IEEE Spectrum: Coding with ChatGPT, GitHub Copilot, and other AI tools is both irresistible and dangerous – “Most recently, OpenAI launched ChatGPT, a large-language-model chatbot that is capable of writing code with a little prompting in a conversational manner. This makes it accessible to people who have no prior exposure to programming. ChatGPT, by itself, is just a natural-language interface for the underlying GPT-3 (and now GPT-4) language model. But what’s key is that it is a descendant of GPT-3, as is Codex, OpenAI’s AI model that translates natural language to code. This same model powers GitHub Copilot, which is used even by professional programmers. This means that ChatGPT, a “conversational AI programmer,” can write both simple and impressively complex code in a variety of different programming languages. This development sparks several important questions. Is AI going to replace human programmers? (Short answer: No, or at least, not immediately.) Is AI-written or AI-assisted code better than the code people write without such aids? (Sometimes yes; sometimes no.) On a more conceptual level, are there any concerns with AI-written code and, in particular, with the use of natural-language systems such as ChatGPT for this purpose? (Yes, there are many, some obvious and some more metaphysical in nature, such as whether the AI involved really understands the code that it produces.) The goal of this article is to look carefully at that last question, to place AI-powered programming in context, and to discuss the potential problems and limitations that go along with it. While we consider ourselves computer scientists, we do research in a business school, so our perspective here very much reflects on what we see as an industry-shaping trend. Not only do we provide a cautionary message regarding overreliance on AI-based programming tools, but we also discuss a way forward.”

A Heat Pump Might Be Right for Your Home. Here’s Everything to Know.

The New York Times Wire Cutter: “Heat pumps are good for your wallet—and the world. They’re the cheapest and most efficient way to handle both heating and cooling for your home, no matter where you live. They’re also better for the environment. In fact, most experts agree they’re one of the best ways for homeowners… Continue Reading

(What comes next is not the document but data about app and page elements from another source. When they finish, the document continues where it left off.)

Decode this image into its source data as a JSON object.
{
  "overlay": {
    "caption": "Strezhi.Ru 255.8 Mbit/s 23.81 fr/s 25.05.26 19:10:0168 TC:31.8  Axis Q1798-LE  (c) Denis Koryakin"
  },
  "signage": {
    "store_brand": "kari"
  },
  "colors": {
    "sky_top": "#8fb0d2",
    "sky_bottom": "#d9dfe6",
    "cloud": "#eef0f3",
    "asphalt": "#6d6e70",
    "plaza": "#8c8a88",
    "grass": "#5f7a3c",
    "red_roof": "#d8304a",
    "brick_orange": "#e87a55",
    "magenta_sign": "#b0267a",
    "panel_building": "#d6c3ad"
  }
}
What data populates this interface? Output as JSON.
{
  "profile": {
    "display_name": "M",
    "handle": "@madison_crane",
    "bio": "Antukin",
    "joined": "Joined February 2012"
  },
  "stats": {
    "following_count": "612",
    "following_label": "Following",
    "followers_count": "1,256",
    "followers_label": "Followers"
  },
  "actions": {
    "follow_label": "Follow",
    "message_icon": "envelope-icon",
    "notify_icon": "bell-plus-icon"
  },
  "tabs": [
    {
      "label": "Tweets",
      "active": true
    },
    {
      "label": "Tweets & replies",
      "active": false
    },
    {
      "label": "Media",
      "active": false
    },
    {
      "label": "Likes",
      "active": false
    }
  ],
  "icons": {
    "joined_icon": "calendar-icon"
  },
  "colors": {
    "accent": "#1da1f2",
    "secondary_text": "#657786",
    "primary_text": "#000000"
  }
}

Nationwide study of the local, racially segmented resettlement of homeowners from rising flood risks

Managed retreat: a nationwide study of the local, racially segmented resettlement of homeowners from rising flood risks, by  James R Elliott and Zheye Wang Published 15 June 2023. Environmental Research Letters, Volume 18 Number 6 Focus on Natural Hazards, Disasters, and Extreme Events “The government-funded retreat of homeowners from flood-prone housing is a globally ascendant… Continue Reading

Via “The research-based website provides high-resolution gridded soil moisture products derived from in situ soil moisture measurements, Natural Resources Conservation Service SSURGO soil characteristics, and PRISM data. The project combines data from multiple federal, regional, and state agencies to create comprehensive data products for the United States, including Alaska, Hawaii, and Puerto Rico. These products… Continue Reading

Women’s Prize for Fiction winners

Abe Books: “Discover all the winning novels since 1996 – Since 1996, the Women’s Prize for Fiction has recognized and celebrated the best fiction by women writers around the world. Bestselling novelist and playwright Kate Mosse founded the UK-based award to champion women in the male-dominated awards scene. Despite writing 60% of books published, by… Continue Reading